The case for Guerin
The first-round pick (No. 5 overall) by the Devils in the 1989 draft played for eight different teams during his career, including New Jersey, the Edmonton Oilers, the Boston Bruins, the Dallas Stars, the St. Louis Blues, the San Jose Sharks, the New York Islanders and the Penguins. He posted 429 goals and 427 assists for 856 points in 1,263 games. Guerin recorded a career high with 41 goals during the 2001-02 season with his hometown Bruins. He registered a career-high 69 points for the Stars in 2003-04. The talented right winger reached the 30-goal plateau three times. Even when his teams couldn’t finish the job, Guerin always did his. Case in point: During the 2001-02 season, the Bruins finished first in the Northeast Division and could have done some serious damage in the Stanley Cup playoffs. Unfortunately for Boston, the Montreal Canadiens won the quarterfinal series 4-2. Guerin had four goals and two assists for six points in those six games.

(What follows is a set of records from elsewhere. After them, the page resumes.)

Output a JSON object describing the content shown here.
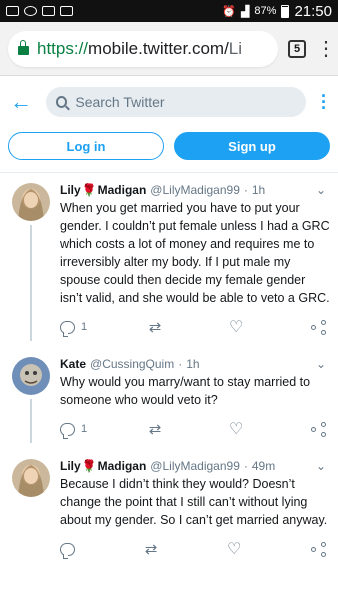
{
  "status_bar": {
    "battery": "87%",
    "time": "21:50"
  },
  "browser": {
    "url_scheme": "https://",
    "url_host": "mobile.twitter.com/",
    "url_rest": "Li",
    "tab_count": "5",
    "menu_icon": "kebab-menu-icon"
  },
  "header": {
    "search_placeholder": "Search Twitter"
  },
  "auth": {
    "login_label": "Log in",
    "signup_label": "Sign up"
  },
  "colors": {
    "accent": "#1da1f2",
    "secure": "#0b8043",
    "muted": "#657786"
  },
  "tweets": [
    {
      "name": "Lily",
      "emoji": "🌹",
      "name_suffix": "Madigan",
      "handle": "@LilyMadigan99",
      "sep": "·",
      "time": "1h",
      "text": "When you get married you have to put your gender. I couldn’t put female unless I had a GRC which costs a lot of money and requires me to irreversibly alter my body. If I put male my spouse could then decide my female gender isn’t valid, and she would be able to veto a GRC.",
      "replies": "1",
      "retweets": "",
      "likes": ""
    },
    {
      "name": "Kate",
      "emoji": "",
      "name_suffix": "",
      "handle": "@CussingQuim",
      "sep": "·",
      "time": "1h",
      "text": "Why would you marry/want to stay married to someone who would veto it?",
      "replies": "1",
      "retweets": "",
      "likes": ""
    },
    {
      "name": "Lily",
      "emoji": "🌹",
      "name_suffix": "Madigan",
      "handle": "@LilyMadigan99",
      "sep": "·",
      "time": "49m",
      "text": "Because I didn’t think they would? Doesn’t change the point that I still can’t without lying about my gender. So I can’t get married anyway.",
      "replies": "",
      "retweets": "",
      "likes": ""
    }
  ]
}
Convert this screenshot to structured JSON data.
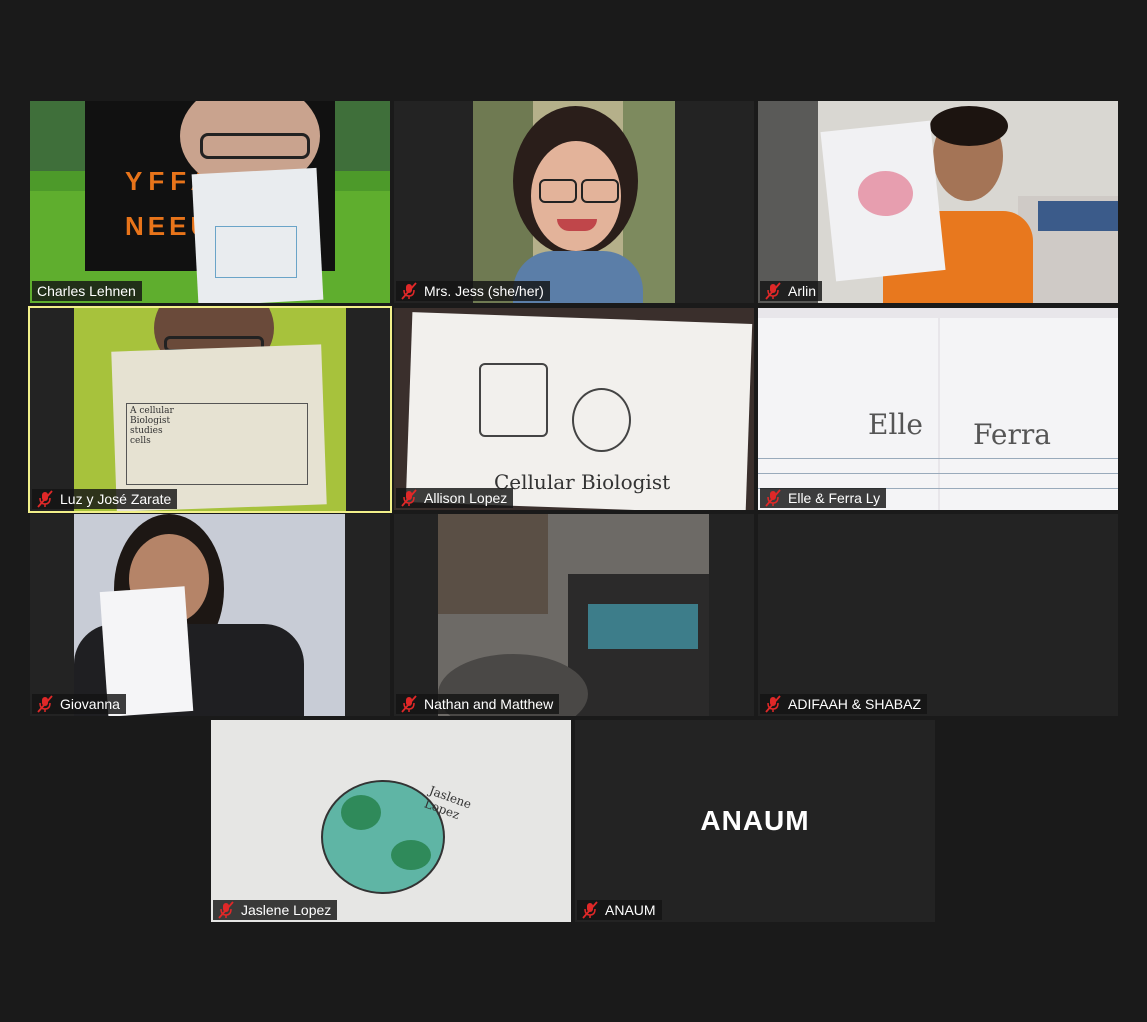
{
  "participants": [
    {
      "name": "Charles Lehnen",
      "muted": false,
      "active": false
    },
    {
      "name": "Mrs. Jess (she/her)",
      "muted": true,
      "active": false
    },
    {
      "name": "Arlin",
      "muted": true,
      "active": false
    },
    {
      "name": "Luz y José Zarate",
      "muted": true,
      "active": true
    },
    {
      "name": "Allison Lopez",
      "muted": true,
      "active": false
    },
    {
      "name": "Elle & Ferra Ly",
      "muted": true,
      "active": false
    },
    {
      "name": "Giovanna",
      "muted": true,
      "active": false
    },
    {
      "name": "Nathan and Matthew",
      "muted": true,
      "active": false
    },
    {
      "name": "ADIFAAH & SHABAZ",
      "muted": true,
      "active": false,
      "video_off": true
    },
    {
      "name": "Jaslene Lopez",
      "muted": true,
      "active": false
    },
    {
      "name": "ANAUM",
      "muted": true,
      "active": false,
      "video_off": true,
      "display_name": "ANAUM"
    }
  ],
  "colors": {
    "background": "#1a1a1a",
    "tile_background": "#232323",
    "active_border": "#f2f08a",
    "muted_icon": "#e02828"
  },
  "icons": {
    "muted": "mic-off-icon"
  }
}
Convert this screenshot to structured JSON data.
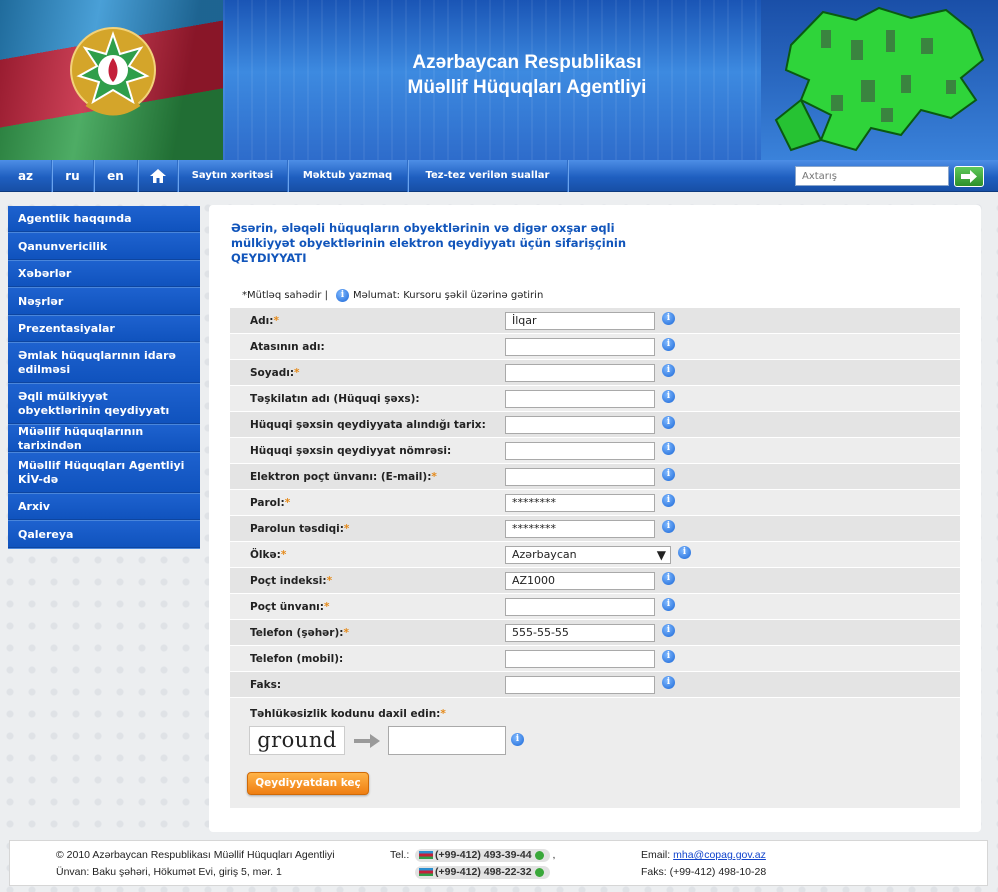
{
  "header": {
    "title_line1": "Azərbaycan Respublikası",
    "title_line2": "Müəllif Hüquqları Agentliyi"
  },
  "nav": {
    "languages": [
      "az",
      "ru",
      "en"
    ],
    "items": [
      "Saytın xəritəsi",
      "Məktub yazmaq",
      "Tez-tez verilən suallar"
    ],
    "search_placeholder": "Axtarış"
  },
  "sidebar": {
    "items": [
      "Agentlik haqqında",
      "Qanunvericilik",
      "Xəbərlər",
      "Nəşrlər",
      "Prezentasiyalar",
      "Əmlak hüquqlarının idarə edilməsi",
      "Əqli mülkiyyət obyektlərinin qeydiyyatı",
      "Müəllif hüquqlarının tarixindən",
      "Müəllif Hüquqları Agentliyi KİV-də",
      "Arxiv",
      "Qalereya"
    ]
  },
  "form": {
    "heading": "Əsərin, ələqəli hüquqların obyektlərinin və digər oxşar əqli mülkiyyət obyektlərinin elektron qeydiyyatı üçün sifarişçinin QEYDIYYATI",
    "legend_required": "*Mütləq sahədir |",
    "legend_info": "Məlumat: Kursoru şəkil üzərinə gətirin",
    "fields": [
      {
        "label": "Adı:",
        "required": true,
        "value": "İlqar"
      },
      {
        "label": "Atasının adı:",
        "required": false,
        "value": ""
      },
      {
        "label": "Soyadı:",
        "required": true,
        "value": ""
      },
      {
        "label": "Təşkilatın adı (Hüquqi şəxs):",
        "required": false,
        "value": ""
      },
      {
        "label": "Hüquqi şəxsin qeydiyyata alındığı tarix:",
        "required": false,
        "value": ""
      },
      {
        "label": "Hüquqi şəxsin qeydiyyat nömrəsi:",
        "required": false,
        "value": ""
      },
      {
        "label": "Elektron poçt ünvanı: (E-mail):",
        "required": true,
        "value": ""
      },
      {
        "label": "Parol:",
        "required": true,
        "value": "********"
      },
      {
        "label": "Parolun təsdiqi:",
        "required": true,
        "value": "********"
      },
      {
        "label": "Ölkə:",
        "required": true,
        "value": "Azərbaycan",
        "select": true
      },
      {
        "label": "Poçt indeksi:",
        "required": true,
        "value": "AZ1000"
      },
      {
        "label": "Poçt ünvanı:",
        "required": true,
        "value": ""
      },
      {
        "label": "Telefon (şəhər):",
        "required": true,
        "value": "555-55-55"
      },
      {
        "label": "Telefon (mobil):",
        "required": false,
        "value": ""
      },
      {
        "label": "Faks:",
        "required": false,
        "value": ""
      }
    ],
    "captcha_label": "Təhlükəsizlik kodunu daxil edin:",
    "captcha_text": "ground",
    "captcha_value": "",
    "submit_label": "Qeydiyyatdan keç"
  },
  "footer": {
    "copyright": "© 2010 Azərbaycan Respublikası Müəllif Hüquqları Agentliyi",
    "address": "Ünvan: Baku şəhəri, Hökumət Evi, giriş 5, mər. 1",
    "tel_label": "Tel.:",
    "phone1": "(+99-412) 493-39-44",
    "phone2": "(+99-412) 498-22-32",
    "email_label": "Email:",
    "email": "mha@copag.gov.az",
    "fax": "Faks: (+99-412) 498-10-28"
  },
  "colors": {
    "accent": "#1256c4",
    "button": "#ef7e12",
    "required": "#e58a1a"
  }
}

Guerin participated in seven major international events for Team USA, including the Winter Olympic Games in 1998, 2002 and 2006. He won silver in 2002. He also won a gold medal at the 1996 World Cup.
The case against Guerin
A perfect example against Guerin is a player like Peter Forsberg, who was inducted into the Hall of Fame in 2014. Due to a series of injuries, Forsberg’s career was prematurely cut short. He was considered one of the most tireless workers of his generation but lasted only 708 games. During that time, he still amassed 249 goals and 885 points and won a pair of Stanley Cup titles with the Colorado Avalanche. He won a pair of Olympic gold medals for Team Sweden. He also won the Calder, Hart and Ross trophies during his career. It took Guerin 555 more games to reach similar point totals, and Guerin never won any individual awards. Induction into the Hall of Fame is about more than just point totals and longevity. For example: Scott Niedermayer, who was inducted in 2013, played the same amount of games (1,263) during the same amount of seasons (18) and recorded 740 points as a defenseman. Besides playing a different position than Guerin, Niedermayer was a perennial All-Star, and he won the Norris Trophy and Conn Smythe Trophy. Oh, and he won the Stanley Cup four times. Another intangible for being a Hall of Famer is how a player consistently reaches his team’s accomplishments on the biggest stages. This is an area where Guerin falls a bit short, despite a pair of Stanley Cups. Longevity can help certain players, but it’s what they do during that time that can distinguish them from others. As impressive as playing more than 1,000 games has become, of the 300 NHL players who have reached that plateau, only 76 of them earned enshrinement.
Guerin is already in the USA Hockey Hall of Fame, and deservedly so, but it’s unlikely he’ll make his way to Toronto.
ESPN panel: Was not voted into Hall.